For the last two years I’ve worked in the industry of recovery auditing. For me, that has entailed writing software to discover errors in historical financial transactions. After finding these errors we seek to correct them by asking the offending party to reimburse our clients. When I’m feeling philosophical, I build binary abstractions on social contracts respecting history. The work has expanded my existential limits.
To explore this further let’s look at a concrete example with two imaginary companies: Acme and Omega. Ten years ago Omega installed windows at an Acme store for $100. After the installation Omega accidentally sent two invoices for $100 to Acme. Acme, who was opening many new stores simultaneously, didn’t notice and paid both invoices. Now, ten years later, my software discovers the mistake and we have requested that Omega reimburse Alpha the whole $100.
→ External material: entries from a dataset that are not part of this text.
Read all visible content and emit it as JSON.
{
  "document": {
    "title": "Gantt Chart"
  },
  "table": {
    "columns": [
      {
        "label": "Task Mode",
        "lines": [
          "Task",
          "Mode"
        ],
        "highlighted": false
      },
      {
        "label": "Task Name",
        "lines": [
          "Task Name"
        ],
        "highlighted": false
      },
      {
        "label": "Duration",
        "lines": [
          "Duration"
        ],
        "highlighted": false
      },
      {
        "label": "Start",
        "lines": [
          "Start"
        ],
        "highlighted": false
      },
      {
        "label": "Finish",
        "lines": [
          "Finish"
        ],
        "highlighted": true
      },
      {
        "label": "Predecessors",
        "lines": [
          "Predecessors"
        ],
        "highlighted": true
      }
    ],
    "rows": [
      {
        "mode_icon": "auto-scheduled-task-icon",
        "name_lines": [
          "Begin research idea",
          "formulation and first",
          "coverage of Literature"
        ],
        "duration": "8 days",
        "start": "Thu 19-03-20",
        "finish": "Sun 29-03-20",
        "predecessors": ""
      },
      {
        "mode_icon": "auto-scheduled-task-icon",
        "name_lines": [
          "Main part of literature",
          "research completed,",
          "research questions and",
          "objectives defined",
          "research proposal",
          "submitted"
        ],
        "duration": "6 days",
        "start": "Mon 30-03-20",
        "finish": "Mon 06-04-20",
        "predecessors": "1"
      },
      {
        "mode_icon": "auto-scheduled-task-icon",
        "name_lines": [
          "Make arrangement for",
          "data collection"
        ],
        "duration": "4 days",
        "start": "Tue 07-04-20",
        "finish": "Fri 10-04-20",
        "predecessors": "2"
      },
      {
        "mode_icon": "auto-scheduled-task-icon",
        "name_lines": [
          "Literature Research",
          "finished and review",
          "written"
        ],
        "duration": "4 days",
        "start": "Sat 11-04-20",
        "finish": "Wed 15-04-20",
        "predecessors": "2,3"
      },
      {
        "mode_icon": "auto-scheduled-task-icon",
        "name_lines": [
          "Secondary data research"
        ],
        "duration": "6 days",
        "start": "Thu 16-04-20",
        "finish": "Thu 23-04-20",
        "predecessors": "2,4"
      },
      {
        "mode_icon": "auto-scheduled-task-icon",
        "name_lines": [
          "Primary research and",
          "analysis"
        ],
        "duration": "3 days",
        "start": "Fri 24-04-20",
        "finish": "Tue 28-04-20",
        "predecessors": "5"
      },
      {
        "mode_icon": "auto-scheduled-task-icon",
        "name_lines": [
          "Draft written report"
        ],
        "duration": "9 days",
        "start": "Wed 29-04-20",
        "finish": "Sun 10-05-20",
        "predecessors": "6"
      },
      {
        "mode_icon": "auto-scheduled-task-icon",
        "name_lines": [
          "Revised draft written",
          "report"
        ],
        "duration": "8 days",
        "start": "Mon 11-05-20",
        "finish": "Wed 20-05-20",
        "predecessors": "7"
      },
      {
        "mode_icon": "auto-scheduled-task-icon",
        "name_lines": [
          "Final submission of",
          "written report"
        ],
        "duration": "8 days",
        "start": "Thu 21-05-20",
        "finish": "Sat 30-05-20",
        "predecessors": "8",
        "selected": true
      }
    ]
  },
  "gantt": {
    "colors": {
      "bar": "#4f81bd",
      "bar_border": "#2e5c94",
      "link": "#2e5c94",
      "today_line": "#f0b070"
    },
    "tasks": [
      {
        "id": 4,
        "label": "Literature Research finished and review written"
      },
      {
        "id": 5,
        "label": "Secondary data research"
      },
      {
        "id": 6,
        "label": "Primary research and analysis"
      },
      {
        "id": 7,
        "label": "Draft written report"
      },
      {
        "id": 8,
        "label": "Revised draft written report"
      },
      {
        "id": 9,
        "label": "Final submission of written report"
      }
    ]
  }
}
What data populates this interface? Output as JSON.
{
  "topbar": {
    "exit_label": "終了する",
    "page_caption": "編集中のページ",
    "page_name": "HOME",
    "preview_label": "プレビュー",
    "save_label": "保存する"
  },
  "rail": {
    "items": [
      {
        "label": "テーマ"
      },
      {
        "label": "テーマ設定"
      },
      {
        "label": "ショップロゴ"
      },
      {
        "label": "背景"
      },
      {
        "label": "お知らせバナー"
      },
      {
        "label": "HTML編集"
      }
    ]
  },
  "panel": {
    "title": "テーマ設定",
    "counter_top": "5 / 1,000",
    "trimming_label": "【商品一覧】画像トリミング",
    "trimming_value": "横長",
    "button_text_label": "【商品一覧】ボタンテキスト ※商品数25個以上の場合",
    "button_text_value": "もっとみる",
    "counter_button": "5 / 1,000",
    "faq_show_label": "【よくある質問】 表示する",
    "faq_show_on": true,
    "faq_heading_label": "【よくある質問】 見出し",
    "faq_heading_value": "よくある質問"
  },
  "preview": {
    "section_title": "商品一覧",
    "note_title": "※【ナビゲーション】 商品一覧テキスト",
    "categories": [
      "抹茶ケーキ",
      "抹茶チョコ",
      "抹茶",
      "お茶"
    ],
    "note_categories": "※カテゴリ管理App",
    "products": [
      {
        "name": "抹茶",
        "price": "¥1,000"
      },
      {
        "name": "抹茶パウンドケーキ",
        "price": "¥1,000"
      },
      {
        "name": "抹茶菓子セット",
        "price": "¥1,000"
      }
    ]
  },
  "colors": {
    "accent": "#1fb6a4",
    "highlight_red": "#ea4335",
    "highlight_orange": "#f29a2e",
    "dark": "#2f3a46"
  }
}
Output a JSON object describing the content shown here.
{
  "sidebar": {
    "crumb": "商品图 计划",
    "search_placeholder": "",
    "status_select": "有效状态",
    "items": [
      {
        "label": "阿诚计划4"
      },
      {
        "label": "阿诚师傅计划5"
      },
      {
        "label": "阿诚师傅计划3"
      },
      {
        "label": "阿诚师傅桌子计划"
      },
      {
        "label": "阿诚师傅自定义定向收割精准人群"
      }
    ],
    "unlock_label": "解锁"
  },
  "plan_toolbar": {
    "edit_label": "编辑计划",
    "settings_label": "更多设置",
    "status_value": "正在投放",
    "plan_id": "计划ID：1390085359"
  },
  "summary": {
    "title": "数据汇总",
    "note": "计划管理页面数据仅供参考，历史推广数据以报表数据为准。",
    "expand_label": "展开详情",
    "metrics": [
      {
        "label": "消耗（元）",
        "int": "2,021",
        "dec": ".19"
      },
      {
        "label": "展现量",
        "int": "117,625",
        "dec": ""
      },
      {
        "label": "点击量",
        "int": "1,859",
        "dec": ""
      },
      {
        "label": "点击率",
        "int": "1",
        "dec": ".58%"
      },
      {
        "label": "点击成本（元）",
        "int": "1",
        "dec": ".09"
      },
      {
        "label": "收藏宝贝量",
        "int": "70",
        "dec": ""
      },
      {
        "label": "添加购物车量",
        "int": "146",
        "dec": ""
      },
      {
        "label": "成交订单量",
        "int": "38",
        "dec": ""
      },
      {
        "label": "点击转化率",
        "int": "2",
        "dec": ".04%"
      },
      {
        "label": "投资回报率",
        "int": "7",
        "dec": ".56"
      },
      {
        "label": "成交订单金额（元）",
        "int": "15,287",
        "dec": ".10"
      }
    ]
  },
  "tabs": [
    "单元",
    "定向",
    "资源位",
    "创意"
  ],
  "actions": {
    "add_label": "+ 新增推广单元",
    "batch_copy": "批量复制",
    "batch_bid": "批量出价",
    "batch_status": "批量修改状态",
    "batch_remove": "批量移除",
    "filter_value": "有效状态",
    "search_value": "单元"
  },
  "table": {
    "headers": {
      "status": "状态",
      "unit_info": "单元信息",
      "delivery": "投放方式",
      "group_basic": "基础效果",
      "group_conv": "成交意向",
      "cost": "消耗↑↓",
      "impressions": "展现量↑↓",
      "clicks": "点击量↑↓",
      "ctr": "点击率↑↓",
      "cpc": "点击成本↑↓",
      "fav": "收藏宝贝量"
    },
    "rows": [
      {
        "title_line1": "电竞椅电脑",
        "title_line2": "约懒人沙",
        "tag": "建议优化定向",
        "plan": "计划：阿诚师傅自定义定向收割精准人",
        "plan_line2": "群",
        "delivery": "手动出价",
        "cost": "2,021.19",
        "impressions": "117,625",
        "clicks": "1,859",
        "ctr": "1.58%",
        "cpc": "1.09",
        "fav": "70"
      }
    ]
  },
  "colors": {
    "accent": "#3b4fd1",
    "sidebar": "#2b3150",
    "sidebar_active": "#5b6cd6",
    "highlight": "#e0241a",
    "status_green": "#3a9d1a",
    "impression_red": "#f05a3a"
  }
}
Reflecting, what value has the reimbursement request created? A simple answer might be that $100 has been freed that can now be spent on other productive services. Upon further examination, however, I believe the answer isn’t quite so trivial. Two things actually happen as a result of the discovery. Alpha recovers $100 while Omega loses $100. The net financial change is $0. No money was freed up. So what happened? A better explanation might be that the power to decide how to spend that $100 dollars shifted from Omega to Alpha. Focusing on power, I believe, starts to pull out the true value of recovery auditing. More on that later for now let’s do one more thought experiment.
Imagine for a second that an old roommate from ten years ago shows up. This roommate claims that you owe her $100 dollars from a month when she covered your share of the rent. Would you pay her? Of course the answer would depend on the situation. Maybe this roommate forgot to feed your pet goldfish when you went on vacation. Or maybe you also remember that month and feel guilty. Or maybe you don’t remember it and ask for more proof. The power of their claim is dependent on external factors with no amount of external factors ever being sufficient to require your consent (excluding force). As long as you refuse her claim no “value” has been created for your old roommate because nothing has changed.
Coming back to the idea of power then. The value created in recovery auditing is an exchange of social power. When Omega reimburses Alpha for $100 they are acknowledging that, in this situation, Alpha has the right to request the money. The interesting thing is this says nothing about Alpha’s relationship to Omega. Perhaps Omega is twice the size of Alpha. All that matters is there was a mistake and both companies believe they have a fiduciary responsibility to correct it, regardless of why. It is the shared social belief that gives value to my work. Without it recovery auditing would be value less.
This line of thinking brings us to the soft under-belly of capitalism. It has value because, when it involves money, we are all, by and large, obedient. Whether that is installing windows or correcting a 10 year old mistake. This obedience and balance is in no way required by natural laws as transactions in nature are. This obedience simply comes from generations of imparted cultural heritage. The obedience also becomes both savior and master. Savior, because by it we can influence our world without needing to resort to force. Master, because by it we can replace our deeper motivations with a more brittle veneer of greed. And so each day I encourage obedience from all, big and small.